Sounds like something you might hear if you travel to North Korea or another country with a repressive dictatorship. However, this is now the case in a country that has been fairly popular with travelers; Ethiopia. Ever since opening an account back in 2006, we have enjoyed using Skype to stay in contact with friends and family around the world and as communications technology has continued to advance, more and more people are connecting with one other and doing so with relative ease. To officials in Ethiopia though, this is a problem severe enough to warrant a 15 year jail sentence. That’s right. In essence, the Ethiopian government has banned the use of Skype within the country, although a government spokesman told the BBC that using Skype is not illegal, but making unauthorized calls on Skype is, whatever that means.

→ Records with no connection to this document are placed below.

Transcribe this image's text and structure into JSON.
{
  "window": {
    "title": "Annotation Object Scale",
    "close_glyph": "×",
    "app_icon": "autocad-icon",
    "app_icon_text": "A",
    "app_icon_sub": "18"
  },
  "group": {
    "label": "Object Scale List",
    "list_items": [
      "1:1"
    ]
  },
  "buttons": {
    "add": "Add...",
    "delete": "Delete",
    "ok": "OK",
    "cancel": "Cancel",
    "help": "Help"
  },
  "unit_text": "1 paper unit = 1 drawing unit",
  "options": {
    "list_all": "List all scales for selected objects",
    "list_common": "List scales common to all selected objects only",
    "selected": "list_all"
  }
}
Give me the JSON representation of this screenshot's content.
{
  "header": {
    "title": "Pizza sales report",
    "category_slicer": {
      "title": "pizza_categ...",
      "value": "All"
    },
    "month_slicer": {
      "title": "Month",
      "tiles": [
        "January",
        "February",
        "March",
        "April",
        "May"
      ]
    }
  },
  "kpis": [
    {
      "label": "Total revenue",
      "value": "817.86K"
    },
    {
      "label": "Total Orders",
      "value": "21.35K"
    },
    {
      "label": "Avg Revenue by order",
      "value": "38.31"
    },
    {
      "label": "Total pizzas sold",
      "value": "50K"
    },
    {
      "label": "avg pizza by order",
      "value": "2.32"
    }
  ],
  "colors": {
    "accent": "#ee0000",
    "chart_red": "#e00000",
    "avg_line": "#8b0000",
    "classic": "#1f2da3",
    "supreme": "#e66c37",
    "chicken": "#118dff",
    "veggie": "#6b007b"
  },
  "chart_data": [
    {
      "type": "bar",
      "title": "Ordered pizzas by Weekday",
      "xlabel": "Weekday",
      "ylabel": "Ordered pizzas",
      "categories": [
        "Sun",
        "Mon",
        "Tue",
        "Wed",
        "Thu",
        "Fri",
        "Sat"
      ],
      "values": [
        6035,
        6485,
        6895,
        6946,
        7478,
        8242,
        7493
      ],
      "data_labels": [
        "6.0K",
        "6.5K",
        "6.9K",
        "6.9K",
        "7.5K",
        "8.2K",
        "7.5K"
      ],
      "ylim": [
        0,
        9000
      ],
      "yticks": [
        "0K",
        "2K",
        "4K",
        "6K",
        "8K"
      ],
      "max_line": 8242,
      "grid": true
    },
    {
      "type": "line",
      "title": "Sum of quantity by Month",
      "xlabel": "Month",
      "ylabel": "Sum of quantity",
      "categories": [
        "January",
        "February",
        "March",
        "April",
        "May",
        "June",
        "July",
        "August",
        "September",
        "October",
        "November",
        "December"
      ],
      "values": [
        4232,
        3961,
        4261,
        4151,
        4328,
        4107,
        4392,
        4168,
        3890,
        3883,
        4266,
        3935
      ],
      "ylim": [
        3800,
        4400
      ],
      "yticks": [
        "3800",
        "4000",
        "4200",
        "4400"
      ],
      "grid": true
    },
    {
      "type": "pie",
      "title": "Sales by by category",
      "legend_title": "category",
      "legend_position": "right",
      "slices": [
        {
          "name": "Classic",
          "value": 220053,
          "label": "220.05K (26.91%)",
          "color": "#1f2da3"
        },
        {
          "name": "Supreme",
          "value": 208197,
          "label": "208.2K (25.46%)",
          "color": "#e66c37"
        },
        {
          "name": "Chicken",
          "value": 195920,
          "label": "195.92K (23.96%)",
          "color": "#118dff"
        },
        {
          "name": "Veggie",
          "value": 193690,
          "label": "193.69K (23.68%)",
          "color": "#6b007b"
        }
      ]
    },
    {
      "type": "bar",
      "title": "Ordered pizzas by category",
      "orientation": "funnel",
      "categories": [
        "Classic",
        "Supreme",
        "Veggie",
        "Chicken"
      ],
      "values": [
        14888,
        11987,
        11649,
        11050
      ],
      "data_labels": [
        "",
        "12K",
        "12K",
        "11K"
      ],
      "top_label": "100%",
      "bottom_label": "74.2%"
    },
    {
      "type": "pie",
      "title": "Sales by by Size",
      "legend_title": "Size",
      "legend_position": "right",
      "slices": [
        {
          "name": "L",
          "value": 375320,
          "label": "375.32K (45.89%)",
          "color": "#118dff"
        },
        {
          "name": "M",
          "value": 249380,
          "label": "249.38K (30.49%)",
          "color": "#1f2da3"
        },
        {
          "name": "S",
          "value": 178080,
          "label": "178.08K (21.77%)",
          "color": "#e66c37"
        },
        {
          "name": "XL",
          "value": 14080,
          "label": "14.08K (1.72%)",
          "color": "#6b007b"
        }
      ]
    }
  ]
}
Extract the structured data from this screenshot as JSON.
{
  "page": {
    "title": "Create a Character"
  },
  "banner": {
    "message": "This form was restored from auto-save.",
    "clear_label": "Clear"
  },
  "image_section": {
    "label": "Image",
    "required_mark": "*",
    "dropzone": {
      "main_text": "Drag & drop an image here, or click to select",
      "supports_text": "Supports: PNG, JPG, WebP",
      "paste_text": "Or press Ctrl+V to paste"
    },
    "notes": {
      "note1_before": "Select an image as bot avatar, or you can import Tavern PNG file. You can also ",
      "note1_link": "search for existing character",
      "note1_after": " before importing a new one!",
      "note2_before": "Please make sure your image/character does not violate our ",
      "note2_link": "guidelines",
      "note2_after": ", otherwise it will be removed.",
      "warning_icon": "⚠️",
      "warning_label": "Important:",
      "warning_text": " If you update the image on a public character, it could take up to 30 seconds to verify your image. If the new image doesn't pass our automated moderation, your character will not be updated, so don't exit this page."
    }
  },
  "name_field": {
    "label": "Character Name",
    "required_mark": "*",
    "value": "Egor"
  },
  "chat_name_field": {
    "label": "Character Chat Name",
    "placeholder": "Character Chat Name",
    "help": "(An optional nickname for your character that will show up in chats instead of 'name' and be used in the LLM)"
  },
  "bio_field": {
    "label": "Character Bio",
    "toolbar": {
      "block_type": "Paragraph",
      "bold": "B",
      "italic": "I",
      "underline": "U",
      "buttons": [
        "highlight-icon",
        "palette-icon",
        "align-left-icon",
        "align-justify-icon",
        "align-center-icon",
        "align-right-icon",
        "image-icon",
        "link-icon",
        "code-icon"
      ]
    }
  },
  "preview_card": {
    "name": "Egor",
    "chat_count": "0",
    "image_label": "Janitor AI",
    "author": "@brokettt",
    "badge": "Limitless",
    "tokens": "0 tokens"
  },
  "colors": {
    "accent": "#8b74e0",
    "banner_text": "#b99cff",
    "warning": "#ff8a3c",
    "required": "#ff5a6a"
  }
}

May 1st, otherwise known as May Day or International Worker’s Day. May Day celebrations take on different shapes, sizes and forms around the world but to most people, when someone mentions its May Day, at least to those who have heard of it before, images of large, left-wing, Marxist rallies in the Soviet Union, Eastern Europe and in modern day communist countries or those heavily influenced by socialism typically come to mind. While Map Day is a celebration of the international labor movement and causes typically associated with far left leaning governments, May Day has spread and is a recognized national holiday in more than 80 countries and actually began as a commemoration of the 1886 Haymarket Riot in Chicago. Still, I can’t help but associate May Day with hard core communism and no place is more hard core when it comes to communism than North Korea. Here at the World by Road Collective, we have long been fascinated by North Korea; in part because of what we do know about this reclusive country, but even more so by what we don’t know about it.
Muammar Gaddafi waves goodbye (photo from PressTV)
2011 was a year of unprecedented change around the world. Grassroots protests topped longstanding dictatorships while others succumbed to natural causes. Time magazine selected The Protester as its person of the year for 2011 and with all the change protesters helped bring about in the world in 2011, 2012 is shaping up to be a year for travelers. In 2008, The World by Road was stopped dead in its tracks; barred entry to Libya because we were Americans. Three years later, the Arab Spring saw the forced resignations of long serving authoritarians in Tunisia and Egypt. Libya’s Col. Muammar Gaddafi didn’t go as willingly and was later captured and killed by rebel forces ending a bloody six month civil war. Protests have also gained momentum in Yemen, Bahrain, Syria, and most recently Russia, and if the events of North Africa are any indication, change is on the horizon in those countries as well.